The Kurodahan Press Japanese web pages are being put into decent shape finally, thanks to the invaluable assistance of Fujita Erina. There is still a lot more to do on the Japanese side, but with her help it is getting done at a positively breakneck (for us) pace!
The Second Kurodahan Press Translation Prize was won by Dink Tanaka for an outstanding translation of Takagi Nobuko's short story, to be published this year in Speculative Japan Volume 2. Congratulations, and thank you for a wonderful read!
And, on a personal note, my translation of Asamatsu Ken's short story, "Spherical Trigonometry," will be published later this year in Cthulhu's Reign, edited by Darrell Schweitzer and published by DAW Books. I've read the other stories in the anthology, and I'm honored to be a member of that company, if only as translator!
What about stuff that isn't up on the website yet?
Lots of exciting stuff happening under the surface, and some of it I just can't talk about yet because it's still not signed. We will be publishing the first works in Japanese by (literally) world-famous Serbian author Zoran Živković, and NEWS FLASH a number of his works in English as well as Japanese! Top-notch Japanese translator Yamada Junko, who has handled such luminaries as Robert A. Heinlein and Stephen King, will be handling translation of his work into Japanese. More information on that as it develops, but it should all happen this year.
We have permission to do a collection of works by award-winning Japanese author Yoshiyuki Junnosuke(吉行淳之介), who made quite a splash years ago when John Bester's translation of The Dark Room was published to bring his sensual and riveting work to the English mainstream. Work on this is being handled by expert translator Andrew Clare, who has done a number of pieces for us, and novels for other publishers.
We are in discussion, and apparently on the verge of actually signing the contract for, a two-volume epic by a very famous Japanese author set at the time of the Meiji Restoration... incredible characters and action (mostly factual!), with a story line that is almost entirely drawn from the history books but still has enough energy to spin off a huge number of books, TV dramas, films and (more recently) manga and anime.
I wonder how many people would be interested in an English-language version of Tanaka Yoshiki's Legend of the Galactic Hero series? All I can say is that we're talking about it, but when I sacrificed a chicken over the New Year (yeah, I know it's supposed to be a goat, but roast chicken will fit in our oven...) all the signs and portents were good! That is one series I've wanted to do for, wow, decades! I don't know when all the i's will be dotted and t's crossed, but I'm already holding my breath on this one.
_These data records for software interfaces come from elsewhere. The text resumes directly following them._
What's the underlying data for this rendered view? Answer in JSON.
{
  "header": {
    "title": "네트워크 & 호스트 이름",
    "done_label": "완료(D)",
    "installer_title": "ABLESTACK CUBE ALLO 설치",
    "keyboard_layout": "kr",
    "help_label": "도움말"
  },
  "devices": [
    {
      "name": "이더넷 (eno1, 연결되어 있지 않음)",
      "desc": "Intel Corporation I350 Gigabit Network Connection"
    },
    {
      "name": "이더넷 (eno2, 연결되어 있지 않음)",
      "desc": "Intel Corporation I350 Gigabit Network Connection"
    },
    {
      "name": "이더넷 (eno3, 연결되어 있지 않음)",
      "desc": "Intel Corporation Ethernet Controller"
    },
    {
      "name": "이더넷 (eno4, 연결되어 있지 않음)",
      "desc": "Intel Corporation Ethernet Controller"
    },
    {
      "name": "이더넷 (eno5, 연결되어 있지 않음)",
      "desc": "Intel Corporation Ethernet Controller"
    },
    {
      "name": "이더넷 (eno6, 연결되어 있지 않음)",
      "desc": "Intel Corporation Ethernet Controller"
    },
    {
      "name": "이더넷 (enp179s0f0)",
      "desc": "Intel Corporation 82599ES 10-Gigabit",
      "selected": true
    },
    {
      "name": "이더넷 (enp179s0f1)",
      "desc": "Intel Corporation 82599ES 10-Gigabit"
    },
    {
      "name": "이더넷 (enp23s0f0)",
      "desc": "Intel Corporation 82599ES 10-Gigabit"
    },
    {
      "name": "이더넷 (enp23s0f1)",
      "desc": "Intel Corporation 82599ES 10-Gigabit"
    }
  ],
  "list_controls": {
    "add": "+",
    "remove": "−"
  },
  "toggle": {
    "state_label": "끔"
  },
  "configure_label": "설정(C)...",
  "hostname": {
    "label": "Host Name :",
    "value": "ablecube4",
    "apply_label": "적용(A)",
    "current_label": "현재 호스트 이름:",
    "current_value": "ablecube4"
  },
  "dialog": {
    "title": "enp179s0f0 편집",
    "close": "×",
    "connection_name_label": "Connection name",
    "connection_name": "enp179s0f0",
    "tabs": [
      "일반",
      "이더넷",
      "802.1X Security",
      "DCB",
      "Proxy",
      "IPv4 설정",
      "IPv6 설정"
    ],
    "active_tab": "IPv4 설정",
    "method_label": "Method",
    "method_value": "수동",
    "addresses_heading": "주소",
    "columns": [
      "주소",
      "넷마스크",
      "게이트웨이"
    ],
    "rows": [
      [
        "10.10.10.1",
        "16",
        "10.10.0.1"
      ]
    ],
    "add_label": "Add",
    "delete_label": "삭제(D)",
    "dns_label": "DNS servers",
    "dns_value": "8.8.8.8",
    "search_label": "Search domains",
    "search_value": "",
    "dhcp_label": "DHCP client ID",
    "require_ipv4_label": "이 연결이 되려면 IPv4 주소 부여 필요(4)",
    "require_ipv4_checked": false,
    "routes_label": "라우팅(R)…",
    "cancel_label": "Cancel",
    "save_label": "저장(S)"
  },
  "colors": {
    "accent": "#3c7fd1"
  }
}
And of course there are a lot of other things bubbling slowly out of sight, but everyone says that. As bits and pieces bubble to the surface, though, I'll be announcing them here, so please drop back one in a while to see what we're into next.
Thanks for all your support throughout the year, and I hope you'll help us make 2010 another great year for Kurodahan, and J-Lit in English!